  • Introduction Chapter 1: Greece's Pre War Economic Development and External Economic RelationsChapter 2: Wartime and Liberation Economic Policy.Chapter 3: The Varvaressos ExperimentChapter 4: Greek External Economic Relations until the end of 1946.Chapter 5: From Liberalization of Foreign Trade To the Exhaustion of ReservesChapter 6: The First Year of American Aid: the Porter Mission, Amag and Initial Setbacks.Chapter 7: Greece's Association with the Recovery and Reconstruction of Europe: The Lessons from 1948.Chapter 8: Defining and Implementing Economic and Political Priorities in Post Civil War Greece.Chapter 9: Conclusion.
  • (source: Nielsen Book Data)9781137575692 20180213
The book presents the first comprehensive account of how economists, engineers and industrialists mapped out the economic future of Greece in the aftermath of civil war devastation. It documents the policy debate that took place among Greece and its sponsors about the future course of the economy, the required investment and their financing. Through historical narrative, archival sources and oral history, this book offers a better understanding of the achievements proclaimed by many economists as an "economic miracle".
(source: Nielsen Book Data)9781137575692 20180213
Green Library
vii, 109 pages ; 22 cm.
  • Chapter 1 - A Sibling Rivalry.- Chapter Two - The Two Falls of Rome in Late Antiquity.- Chapter Three - The problem of the Islamic Sources.- Chapter Four - History for Purposes other than History.- Chapter Five - Making `Muslims' on the March.- Chapter Six - From Clients to Conquerors.- Chapter Seven - Conclusion.
  • (source: Nielsen Book Data)9783319697956 20180219
This book offers a radical perspective on what are conventionally called the Islamic Conquests of the seventh century. Placing these earthshattering events firmly in the context of Late Antiquity, it argues that many of the men remembered as the fanatical agents of Muhammad probably did not know who the prophet was and had, in fact, previously fought for Rome or Persia. The book applies to the study of the collapse of the Roman Near East techniques taken from the historiography of the fall of the Roman West. Through a comparative analysis of medieval Arabic and European sources combined with insights from frontier studies, it argues that the two falls of Rome involved processes far more similar than traditionally thought. It presents a fresh approach to the century that witnessed the end of the ancient world, appealing to students of Roman and medieval history, Islamic Studies, and advanced scholars alike.

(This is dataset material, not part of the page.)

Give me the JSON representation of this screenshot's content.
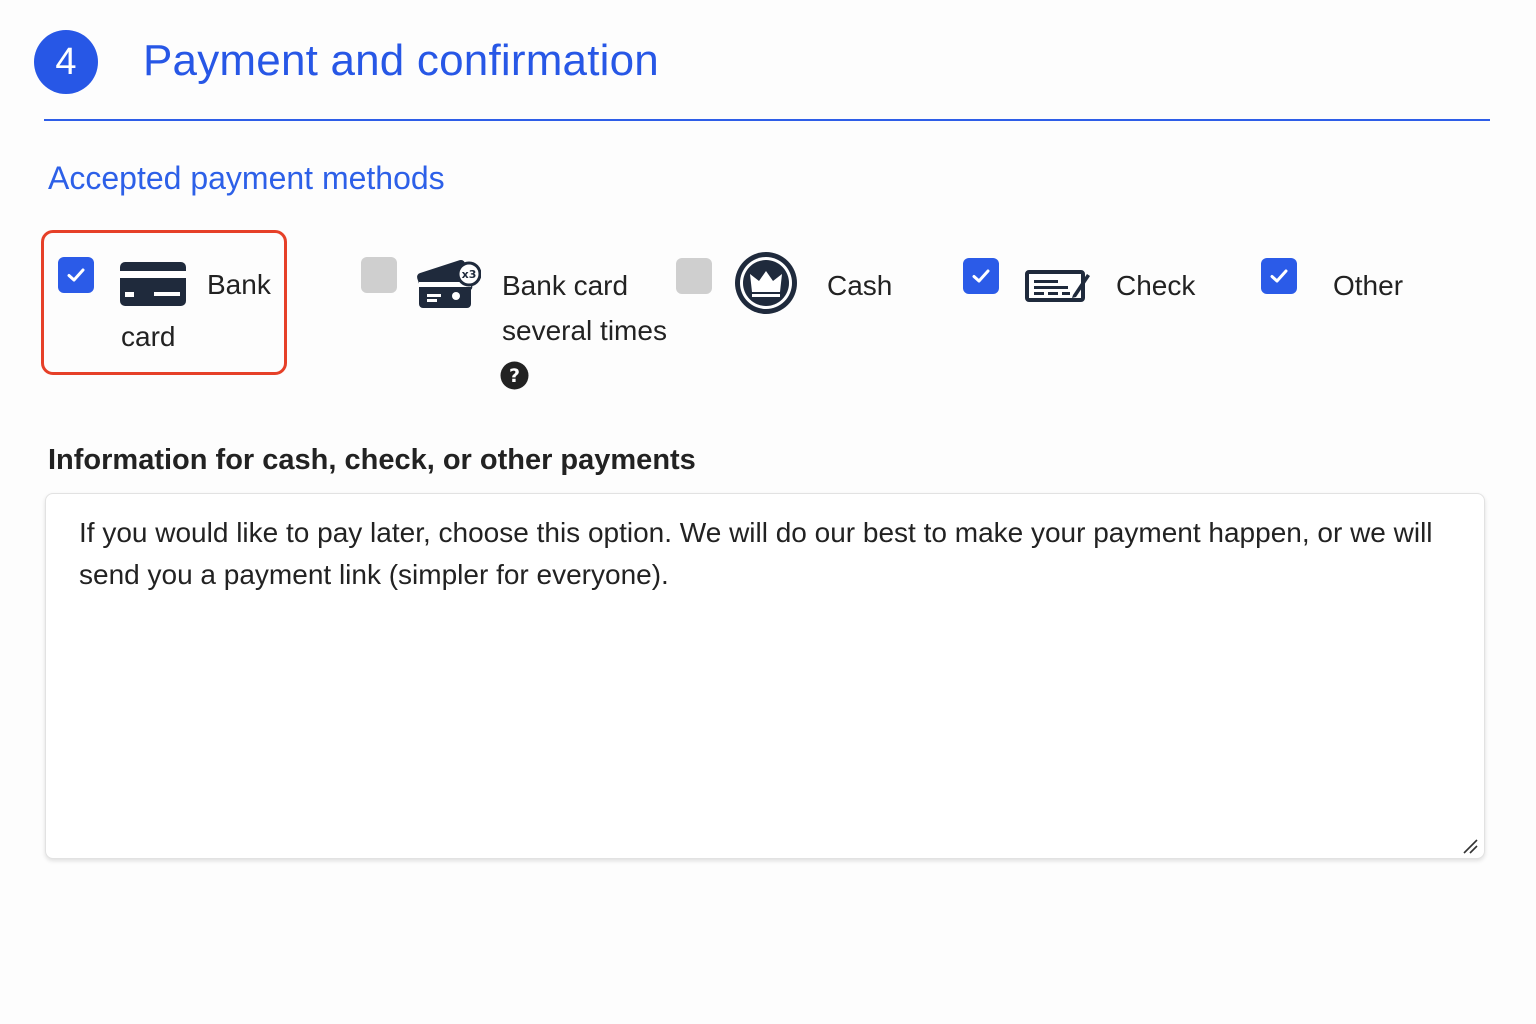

(source: Nielsen Book Data)9783319697956 20180219
Green Library
147 pages ; 24 cm.
  • 1. The puzzle of the History of Niketas Choniates 2. `A history for workers and women': Statements of intent in the Preface 3. The world of Byzantine women 4. Hellenism and Classicism in the History 5. The influence of the Old Testament 6. Niketas on the emperors 7. Conclusion Appendix 1 Appendix 2.
  • (source: Nielsen Book Data)9781138738683 20180213
Niketas Choniates was in Constantinople when it was burnt and looted by the soldiers of the Fourth Crusade and he wrote a history which has always been the mainstay for anyone wishing to learn about the Comnene dynasty and the Byzantine Empire of the twelfth century. Yet it is a very difficult and puzzling text and, given its significance for the period, is understudied. The author says at the start that he wrote his work hoping that even workers and women would be able to profit from it, yet he wrote those words, and the rest of the history, in a highly convoluted, literary and at times opaque style and language. This examination is an introduction to the history of Niketas, and to the author's views of why this period saw such catastrophe for the Byzantines. It looks at Niketas' thoughts about history-writing, the emperors, and the Comnene dynasty in particular, about the presence of God in man's affairs, and the historian's attitudes to the women of the imperial family.
(source: Nielsen Book Data)9781138738683 20180213
Green Library